Commenting on more Conservatives announcing their support for an emergency Basic Income to help the self-employed, Anthony Painter, chief research and impact officer at the RSA, said:
“It is welcome to see many more Conservatives supporting an emergency Basic Income, especially for the self-employed.
“The current system is complex, means-tested and cumbersome – polling for the RSA indicates that only 16% of workers could live off £94 per week. There is a real risk that in overly designing a means-tested system, HM Treasury will miss many of those on low-and-middle incomes the government wants to help.
“We can’t afford to miss anyone right now. It’s little wonder that so many are still putting themselves and others at risk on public transport when 47% of self-employed and 51% of those in atypical work such as zero-hour contracts would feel obliged to work when unwell.
"Our worry is that basing grants on 80% of average earnings over three years will throw up too many anomalies given the changeable nature of year-to-year earnings of this segment of the workforce leaving some with very low incomes short and may prove to be too slow and bureaucratic. However, if the Government does take that route, we would support it on the basis that it is action and that is needed now, as no route is perfect.
“Under the RSA’s proposals, which contain many of the key elements of a basic income, in the first month they would see a one-off payment of £1,500 plus £450, followed by £450 in months two and three, on top of Universal Credit and housing costs. This would throw a much-needed lifeline to the self-employed suffering right now, with economic security working hand-in-hand with universal healthcare to protect our vital public services.
"This approach would get money to the self-employed and gig workers fast so they could stop work if they had to. It would benefit more than 80 percent of the lowest earning self-employed now at a level at least as generous as the employment protection scheme that PAYE workers and benefit. All self-employed would receive the emergency Basic Income element. And unlike that scheme they would still be able to work and receive top-up income if they were healthy and able to do so.”
For a live or pre-record interview, contact: Anthony Painter, firstname.lastname@example.org, 0788 444 8721.
For more information, contact: Ash Singleton, email@example.com, 07799 737 970.
The RSA (Royal Society for the encouragement of Arts, Manufactures and Commerce) is an independent charity which believes in a world where everyone is able to participate in creating a better future.
Through our ideas, research and a 30,000 strong Fellowship, we are a global community of proactive problem solvers, sharing powerful ideas, carrying out cutting-edge research and building networks.

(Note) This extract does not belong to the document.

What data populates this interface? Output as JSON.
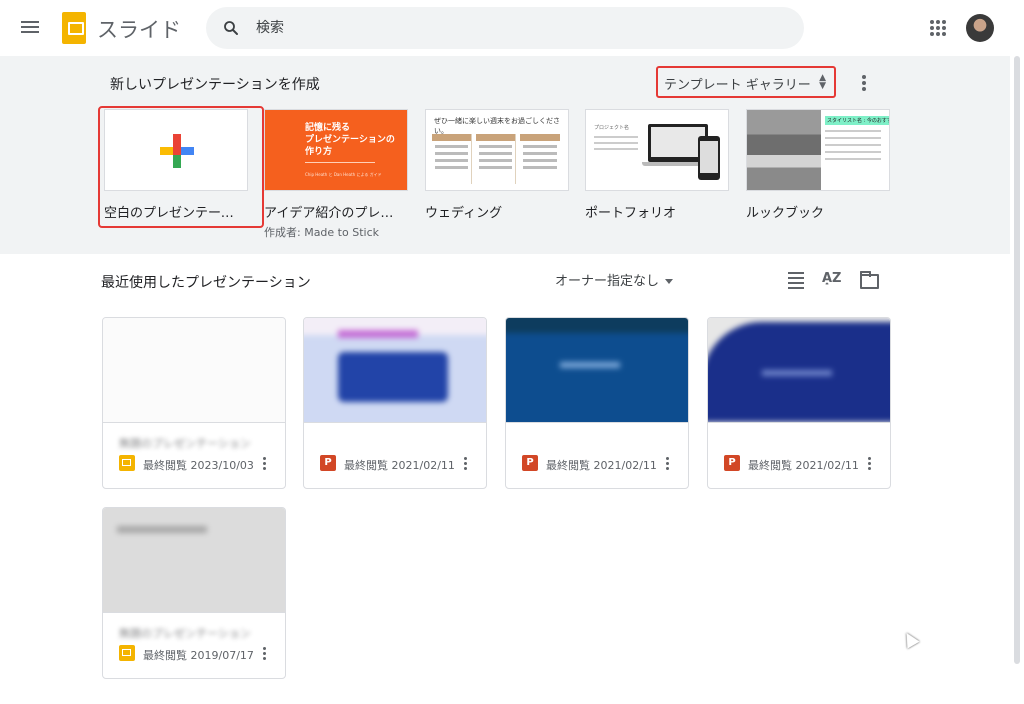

We create opportunities for people to collaborate, influence, and demonstrate practical solutions to realise change.
Our work covers a number of areas including the rise of the 'gig economy', robotics & automation; education & creative learning; and reforming public services to put communities in control.